So it was a careful balancing act at the Minnesota Department of Natural Resources (DNR) when game managers altered regulations to expand shooting opportunities while also protecting against overcrowding afield. Those changes will be tested in a season already taking shape in a lottery for early-season licenses that will close Jan. 22. For the luckiest lottery winners, the 2016 season will open April 13.

“Nothing indicated we had to make changes,” said Steve Merchant, DNR wildlife populations program manager. “But we were pretty convinced we could provide more opportunity without damaging interference rates.”

Merchant said there’s been some resistance to the liberalization of hunting chances from hardcore turkey hunters in the state’s original hotbed for the sport — southeastern Minnesota. But the changes have been welcomed by the Minnesota chapter of the National Wild Turkey Federation and supported by a University of Minnesota-led survey of turkey hunters’ opinions and activities, statewide.

“Increased opportunity? Yes. We’re all for that,” said Tom Glines, a regional director of the turkey federation.

What’s new is that firearms hunters who fail to shoot a tom in their initially allotted week will get a second chance. If shut out in their first attempt, they can buy another tag for shooting privileges covering the last 14 days of the spring season, ending May 31.

The altered rules do not raise the traditional bag limit of one bird per hunter. But Glines said second chances for some of the state’s 50,000 wild turkey hunters could mildly increase the harvest by boosting what is now a one-in-four chance of a license-holder killing a bird.

There’s a fear in some quarters that the second-chance season could teeter toward overcrowding in some areas, but Glines and Merchant don’t see it that way. The university’s report on hunter opinions and practices, published late last year in conjunction with the DNR and U.S. Geological Survey, said the typical spring turkey hunter spends three days in the field.
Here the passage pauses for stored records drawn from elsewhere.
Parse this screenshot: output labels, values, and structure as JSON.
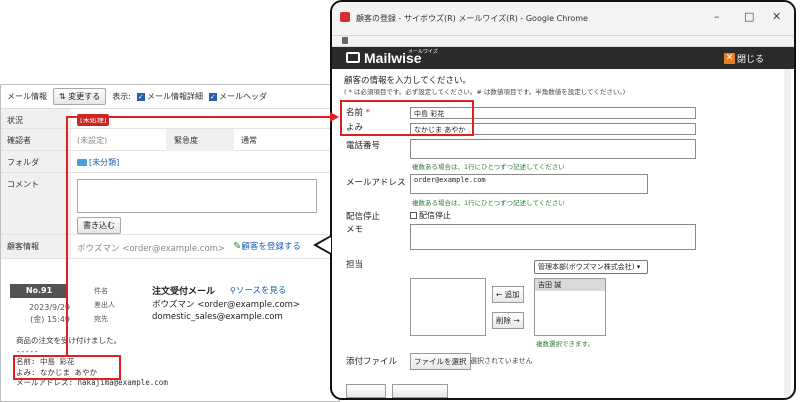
{
  "left_panel": {
    "toolbar": {
      "section_title": "メール情報",
      "change_button": "⇅ 変更する",
      "display_label": "表示:",
      "check_mail_detail": "メール情報詳細",
      "check_mail_header": "メールヘッダ"
    },
    "status": {
      "label": "状況",
      "badge": "[未処理]"
    },
    "checker": {
      "label": "確認者",
      "value": "(未設定)",
      "urgency_label": "緊急度",
      "urgency_value": "通常"
    },
    "folder": {
      "label": "フォルダ",
      "value": "[未分類]"
    },
    "comment": {
      "label": "コメント",
      "button": "書き込む"
    },
    "customer": {
      "label": "顧客情報",
      "value": "ボウズマン <order@example.com>",
      "register_link": "顧客を登録する"
    },
    "mail": {
      "number": "No.91",
      "date": "2023/9/29",
      "time": "(金) 15:49",
      "subject_label": "件名",
      "subject": "注文受付メール",
      "source_link": "ソースを見る",
      "from_label": "差出人",
      "from": "ボウズマン <order@example.com>",
      "to_label": "宛先",
      "to": "domestic_sales@example.com"
    },
    "body": {
      "line1": "商品の注文を受け付けました。",
      "line2": "-----",
      "line3": "名前: 中島 彩花",
      "line4": "よみ: なかじま あやか",
      "line5": "メールアドレス: nakajima@example.com"
    }
  },
  "window": {
    "title": "顧客の登録 - サイボウズ(R) メールワイズ(R) - Google Chrome",
    "controls": {
      "minimize": "–",
      "maximize": "□",
      "close": "✕"
    },
    "app": {
      "logo": "Mailwise",
      "logo_sub": "メールワイズ",
      "close_label": "閉じる",
      "close_icon": "✕"
    },
    "intro": "顧客の情報を入力してください。",
    "note": "( * は必須項目です。必ず設定してください。# は数値項目です。半角数値を設定してください。)",
    "form": {
      "name_label": "名前",
      "required_mark": "*",
      "name_value": "中島 彩花",
      "yomi_label": "よみ",
      "yomi_value": "なかじま あやか",
      "phone_label": "電話番号",
      "phone_hint": "複数ある場合は、1行にひとつずつ記述してください",
      "email_label": "メールアドレス",
      "email_value": "order@example.com",
      "email_hint": "複数ある場合は、1行にひとつずつ記述してください",
      "stop_label": "配信停止",
      "stop_check_label": "配信停止",
      "memo_label": "メモ",
      "assignee_label": "担当",
      "org_select": "管理本部(ボウズマン株式会社)",
      "add_button": "← 追加",
      "remove_button": "削除 →",
      "assigned_user": "吉田 誠",
      "multi_hint": "複数選択できます。",
      "attach_label": "添付ファイル",
      "file_button": "ファイルを選択",
      "no_file": "選択されていません"
    }
  }
}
In fact, shooting a wild turkey takes a back seat to seeing turkeys, calling them and hearing gobbling, the survey said. Enjoying nature is at the forefront of hunters’ motivations, the statewide survey found, and 80 percent of those who responded reported being satisfied with their experience, despite the overall 25 percent kill rate.
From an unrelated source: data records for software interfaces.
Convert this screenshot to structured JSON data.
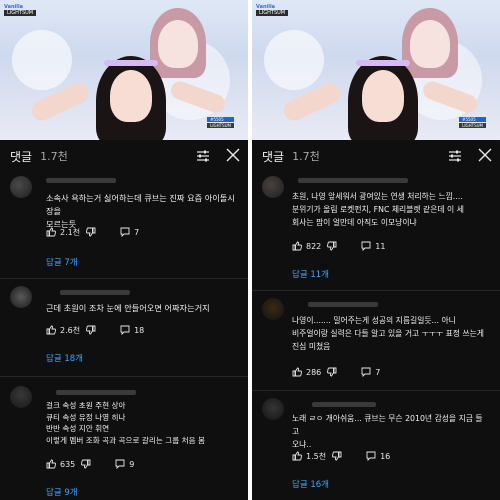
{
  "video": {
    "channel_logo": "Vanilla",
    "stage_label": "LIGHTSUM",
    "caption_top": "#5505",
    "caption_bottom": "LIGHTSUM"
  },
  "left": {
    "header": {
      "title": "댓글",
      "count": "1.7천"
    },
    "comments": [
      {
        "lines": [
          "소속사 욕하는거 싫어하는데 큐브는 진짜 요즘 아이돌시장을",
          "모르는듯"
        ],
        "likes": "2.1천",
        "replies": "7",
        "reply_link": "답글 7개"
      },
      {
        "lines": [
          "근데 초원이 조차 눈에 안들어오면 어짜자는거지"
        ],
        "likes": "2.6천",
        "replies": "18",
        "reply_link": "답글 18개"
      },
      {
        "lines": [
          "걸크 속성 초원 주현 상아",
          "큐티 속성 유정 나영 히나",
          "반반 속성 지안 휘연",
          "이렇게 멤버 조화 곡과 곡으로 갈리는 그룹 처음 봄"
        ],
        "likes": "635",
        "replies": "9",
        "reply_link": "답글 9개"
      }
    ]
  },
  "right": {
    "header": {
      "title": "댓글",
      "count": "1.7천"
    },
    "comments": [
      {
        "lines": [
          "초원, 나영 앞세워서 광여있는 연생 처리하는 느낌....",
          "분위기가 올림 로켓펀치, FNC 체리블렛 같은데 이 세",
          "회사는 팜이 얼만데 아직도 이모냥이냐"
        ],
        "likes": "822",
        "replies": "11",
        "reply_link": "답글 11개"
      },
      {
        "lines": [
          "나영이....... 밀어주는게 성공의 지름길일듯... 아니",
          "비주얼이랑 실력은 다들 알고 있을 거고 ㅜㅜㅜ 표정 쓰는게",
          "진심 미쳤음"
        ],
        "likes": "286",
        "replies": "7",
        "reply_link": ""
      },
      {
        "lines": [
          "노래 ㄹㅇ 개아쉬움... 큐브는 무슨 2010년 감성을 지금 들고",
          "오냐.."
        ],
        "likes": "1.5천",
        "replies": "16",
        "reply_link": "답글 16개"
      }
    ]
  },
  "icons": {
    "like": "thumbs-up-icon",
    "dislike": "thumbs-down-icon",
    "reply": "comment-icon",
    "sort": "sort-icon",
    "close": "close-icon"
  },
  "colors": {
    "background": "#0f0f0f",
    "text": "#f1f1f1",
    "link": "#3ea6ff",
    "muted": "#aaaaaa"
  }
}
Glines said many hunters won’t take advantage of the second-chance opportunity because many of them move on to fishing by mid- to late May. “People switch to fishing and put away their camo,” he said.

Merchant said the DNR considered increasing the bag limit, but most hunters surveyed by the university perceived it as unfair for a hunter who has already killed a turkey to return to the woods for more hunting. That sentiment was in keeping with the extreme importance of solitude as voiced by survey respondents.

“It was not our intent to increase success” at killing turkeys, Merchant said.

Rather, he said, the state’s abundant resource of wild turkeys is underutilized and the agency sought ways to improve hunting opportunities. Even with the changes, Minnesota is sticking to a conservative approach in managing its wild turkey population, Merchant said.

Besides giving hunters a second chance, the new regulations ensure that every available spring hunting period includes a weekend. In prior years, some hunting periods without weekends drew as few as 1,000 license buyers statewide, Merchant said.

Under the changes, Minnesota goes from eight spring turkey hunting periods to six, with each new period at least seven days long, including the 14-day final period. The first two periods, available by lottery only, are April 13-19 and April 20-26. The lottery system is used to prevent overcrowding because early-season wild turkey hunting is the most coveted. Hunters are restricted to shooting in a single period unless they fail to get a bird and want a second chance in the final two-week frame.

Merchant and Glines said the newly designed hunting periods also are meant to give license-holders more chances to get outside if their allotted time coincides with a stretch of harsh weather.

Yet another change will give archers all season to fill their tag.

“We are trying to have a happy balance,” Glines said.